QUEEN – ANOTHER ONE BITES THE DUST
“Another One Bites the Dust” is a song by the British rock band Queen. It was released as the lead single from their 1980 album “The Game.” The song was written by bassist John Deacon and produced by the band and Reinhold Mack.
It quickly became one of Queen’s most popular songs and one of the most recognizable songs of the 1980s.
The song features a distinct bassline and a catchy, upbeat tempo, and its lyrics are interpreted as being about the end of a relationship.
The song was a commercial success, reaching number one on the Billboard Hot 100 chart in the United States and remaining there for three weeks. It also reached the top ten in several other countries and became one of Queen’s most successful singles.
The song has been covered and sampled by many artists over the years, including Michael Jackson, Vanilla Ice, and 50 Cent.
“Another One Bites the Dust” has become one of Queen’s most iconic and enduring songs, and it continues to be a favorite among fans and a staple of classic rock radio.
Queen is a British rock band that formed in the 1970s. They are known for their eclectic sound, which combines elements of rock and roll, heavy metal, classical music, and pop. They are also known for their hit songs like “Bohemian Rhapsody,” “We Will Rock You,” and “We Are the Champions.” Queen’s influence can be heard in the music of many other rock bands that followed, including Guns
N’ Roses, Muse, and The Darkness. These bands borrowed heavily from Queen’s theatrical and flamboyant stage presence and dynamic range of musical styles. Queen’s use of complex vocal harmonies, guitar riffs, and elaborate piano and keyboard arrangements also influenced many bands such as Radiohead, Coldplay, and My Chemical Romance. Queen’s influence can also be seen in the music of many contemporary pop acts, such as Adam Lambert, who have been known to incorporate elements of Queen’s sound and style into their music.

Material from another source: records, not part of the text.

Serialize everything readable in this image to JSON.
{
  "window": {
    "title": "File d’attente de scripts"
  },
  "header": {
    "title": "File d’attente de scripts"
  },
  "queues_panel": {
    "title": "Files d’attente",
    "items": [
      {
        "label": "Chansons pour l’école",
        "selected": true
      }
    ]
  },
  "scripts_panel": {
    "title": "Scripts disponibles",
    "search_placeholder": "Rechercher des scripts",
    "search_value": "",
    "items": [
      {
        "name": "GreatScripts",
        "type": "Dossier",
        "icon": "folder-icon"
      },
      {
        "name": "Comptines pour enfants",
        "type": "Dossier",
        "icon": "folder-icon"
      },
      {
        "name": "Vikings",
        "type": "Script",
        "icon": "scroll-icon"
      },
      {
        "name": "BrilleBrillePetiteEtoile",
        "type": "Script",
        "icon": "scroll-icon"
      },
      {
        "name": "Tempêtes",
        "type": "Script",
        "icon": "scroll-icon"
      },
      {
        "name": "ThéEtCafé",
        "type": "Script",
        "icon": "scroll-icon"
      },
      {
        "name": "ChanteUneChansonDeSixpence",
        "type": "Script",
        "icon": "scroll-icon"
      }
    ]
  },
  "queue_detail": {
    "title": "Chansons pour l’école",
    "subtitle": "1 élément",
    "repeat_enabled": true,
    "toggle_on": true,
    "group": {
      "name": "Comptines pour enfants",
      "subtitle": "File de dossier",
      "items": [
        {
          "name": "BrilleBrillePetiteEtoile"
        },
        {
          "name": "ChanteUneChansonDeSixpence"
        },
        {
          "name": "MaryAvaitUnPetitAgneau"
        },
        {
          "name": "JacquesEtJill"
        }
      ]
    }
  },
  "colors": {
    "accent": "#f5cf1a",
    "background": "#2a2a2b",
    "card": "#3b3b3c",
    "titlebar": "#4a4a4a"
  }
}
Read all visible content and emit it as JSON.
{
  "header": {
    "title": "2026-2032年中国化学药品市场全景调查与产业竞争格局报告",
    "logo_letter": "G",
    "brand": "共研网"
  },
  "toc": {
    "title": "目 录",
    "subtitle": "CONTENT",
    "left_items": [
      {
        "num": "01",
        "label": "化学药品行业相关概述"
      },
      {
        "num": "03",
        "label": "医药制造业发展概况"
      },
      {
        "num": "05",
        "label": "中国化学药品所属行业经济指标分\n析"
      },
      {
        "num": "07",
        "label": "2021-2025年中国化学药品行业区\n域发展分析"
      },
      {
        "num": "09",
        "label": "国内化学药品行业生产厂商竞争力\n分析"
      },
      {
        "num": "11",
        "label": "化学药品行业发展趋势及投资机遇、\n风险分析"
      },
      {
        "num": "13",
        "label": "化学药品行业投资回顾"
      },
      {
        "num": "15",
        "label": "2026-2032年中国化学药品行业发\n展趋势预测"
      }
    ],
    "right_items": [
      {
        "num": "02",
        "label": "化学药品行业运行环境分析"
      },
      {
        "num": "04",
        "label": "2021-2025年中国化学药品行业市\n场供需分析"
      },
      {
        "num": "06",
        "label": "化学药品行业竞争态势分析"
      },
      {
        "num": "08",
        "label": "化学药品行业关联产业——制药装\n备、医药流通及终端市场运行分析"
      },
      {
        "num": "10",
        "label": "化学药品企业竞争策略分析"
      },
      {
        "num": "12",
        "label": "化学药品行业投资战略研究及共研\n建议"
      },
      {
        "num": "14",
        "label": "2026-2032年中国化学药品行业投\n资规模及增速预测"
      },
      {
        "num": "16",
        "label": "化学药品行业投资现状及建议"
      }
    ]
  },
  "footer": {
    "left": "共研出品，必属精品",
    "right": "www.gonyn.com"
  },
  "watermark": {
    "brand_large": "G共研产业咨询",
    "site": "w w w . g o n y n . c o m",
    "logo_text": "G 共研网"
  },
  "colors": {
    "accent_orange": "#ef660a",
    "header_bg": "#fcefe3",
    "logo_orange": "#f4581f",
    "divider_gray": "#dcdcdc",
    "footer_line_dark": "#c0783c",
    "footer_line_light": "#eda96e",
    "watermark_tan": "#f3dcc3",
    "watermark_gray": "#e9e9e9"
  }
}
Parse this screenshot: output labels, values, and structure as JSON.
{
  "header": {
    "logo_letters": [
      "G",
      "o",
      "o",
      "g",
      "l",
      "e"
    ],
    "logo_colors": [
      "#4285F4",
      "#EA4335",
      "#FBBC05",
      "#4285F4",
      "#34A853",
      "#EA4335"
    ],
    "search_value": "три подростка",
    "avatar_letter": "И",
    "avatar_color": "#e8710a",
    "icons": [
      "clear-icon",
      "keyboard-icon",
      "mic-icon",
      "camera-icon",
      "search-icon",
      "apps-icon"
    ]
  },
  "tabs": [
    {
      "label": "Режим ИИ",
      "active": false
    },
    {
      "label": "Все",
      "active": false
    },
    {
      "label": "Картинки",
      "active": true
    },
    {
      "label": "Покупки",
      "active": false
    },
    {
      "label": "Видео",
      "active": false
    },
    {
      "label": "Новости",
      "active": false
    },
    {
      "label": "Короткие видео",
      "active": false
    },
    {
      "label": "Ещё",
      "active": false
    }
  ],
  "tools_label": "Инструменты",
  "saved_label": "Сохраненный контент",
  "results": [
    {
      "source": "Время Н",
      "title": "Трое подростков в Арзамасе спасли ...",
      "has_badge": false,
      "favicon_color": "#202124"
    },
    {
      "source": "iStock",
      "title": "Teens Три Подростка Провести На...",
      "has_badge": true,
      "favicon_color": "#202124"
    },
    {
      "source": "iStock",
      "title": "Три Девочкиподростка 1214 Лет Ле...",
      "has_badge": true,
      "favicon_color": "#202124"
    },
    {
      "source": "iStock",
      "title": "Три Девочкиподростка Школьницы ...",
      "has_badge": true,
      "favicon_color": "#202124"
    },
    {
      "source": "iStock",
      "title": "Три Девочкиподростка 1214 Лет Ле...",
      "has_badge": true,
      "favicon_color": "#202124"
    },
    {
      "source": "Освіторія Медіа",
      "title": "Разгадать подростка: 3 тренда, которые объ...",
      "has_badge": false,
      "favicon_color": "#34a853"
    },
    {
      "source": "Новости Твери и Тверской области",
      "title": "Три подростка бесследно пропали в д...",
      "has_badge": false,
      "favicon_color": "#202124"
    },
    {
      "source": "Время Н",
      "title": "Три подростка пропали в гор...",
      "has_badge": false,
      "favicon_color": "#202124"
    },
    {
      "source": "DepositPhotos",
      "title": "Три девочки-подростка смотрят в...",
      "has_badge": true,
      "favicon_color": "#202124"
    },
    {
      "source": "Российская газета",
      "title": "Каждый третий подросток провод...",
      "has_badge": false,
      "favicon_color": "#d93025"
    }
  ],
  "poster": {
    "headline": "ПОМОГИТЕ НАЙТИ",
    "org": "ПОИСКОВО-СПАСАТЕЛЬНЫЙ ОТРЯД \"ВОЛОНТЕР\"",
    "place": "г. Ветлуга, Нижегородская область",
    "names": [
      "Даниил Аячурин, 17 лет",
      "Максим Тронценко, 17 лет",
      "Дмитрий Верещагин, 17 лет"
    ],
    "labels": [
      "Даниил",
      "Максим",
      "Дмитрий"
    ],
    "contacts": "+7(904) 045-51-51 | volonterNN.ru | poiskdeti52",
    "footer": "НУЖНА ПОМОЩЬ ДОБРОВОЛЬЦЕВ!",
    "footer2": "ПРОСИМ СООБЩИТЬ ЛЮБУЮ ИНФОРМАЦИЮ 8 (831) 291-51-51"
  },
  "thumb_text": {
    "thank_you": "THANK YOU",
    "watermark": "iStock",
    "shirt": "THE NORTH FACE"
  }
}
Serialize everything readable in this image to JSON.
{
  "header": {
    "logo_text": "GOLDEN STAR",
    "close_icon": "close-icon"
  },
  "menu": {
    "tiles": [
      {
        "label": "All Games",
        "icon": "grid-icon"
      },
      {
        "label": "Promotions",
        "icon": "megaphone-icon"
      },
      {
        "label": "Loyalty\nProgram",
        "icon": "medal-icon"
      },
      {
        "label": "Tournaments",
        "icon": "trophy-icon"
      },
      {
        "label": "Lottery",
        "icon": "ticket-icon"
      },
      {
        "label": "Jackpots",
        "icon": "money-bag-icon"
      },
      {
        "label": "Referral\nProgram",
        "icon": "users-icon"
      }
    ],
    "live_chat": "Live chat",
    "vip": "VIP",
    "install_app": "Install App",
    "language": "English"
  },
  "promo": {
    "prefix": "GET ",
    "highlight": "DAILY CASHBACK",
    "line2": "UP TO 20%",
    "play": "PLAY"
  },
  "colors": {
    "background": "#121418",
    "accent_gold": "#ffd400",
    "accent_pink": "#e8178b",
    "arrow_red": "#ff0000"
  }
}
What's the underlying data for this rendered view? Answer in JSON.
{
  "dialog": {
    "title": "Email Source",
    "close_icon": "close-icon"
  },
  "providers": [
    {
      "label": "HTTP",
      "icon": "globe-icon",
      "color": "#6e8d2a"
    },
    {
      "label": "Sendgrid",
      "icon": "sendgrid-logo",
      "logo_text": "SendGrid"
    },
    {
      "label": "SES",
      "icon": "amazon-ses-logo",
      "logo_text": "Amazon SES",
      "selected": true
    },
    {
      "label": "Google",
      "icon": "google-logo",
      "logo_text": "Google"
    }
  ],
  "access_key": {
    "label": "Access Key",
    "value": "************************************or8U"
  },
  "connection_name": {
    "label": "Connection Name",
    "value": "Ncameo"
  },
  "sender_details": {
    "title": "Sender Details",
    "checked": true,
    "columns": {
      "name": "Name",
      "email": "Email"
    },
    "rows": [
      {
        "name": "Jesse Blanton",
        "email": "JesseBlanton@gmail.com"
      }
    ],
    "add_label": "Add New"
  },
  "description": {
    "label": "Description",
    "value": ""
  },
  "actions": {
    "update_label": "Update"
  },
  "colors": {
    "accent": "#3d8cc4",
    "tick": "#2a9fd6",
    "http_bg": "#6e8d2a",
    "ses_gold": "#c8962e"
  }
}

Additionally, Queen’s influence can also be seen in their use of elaborate live performances, which often involve multiple costume changes and choreographed stage routines. This has influenced many contemporary bands and artists, who have incorporated similar elements into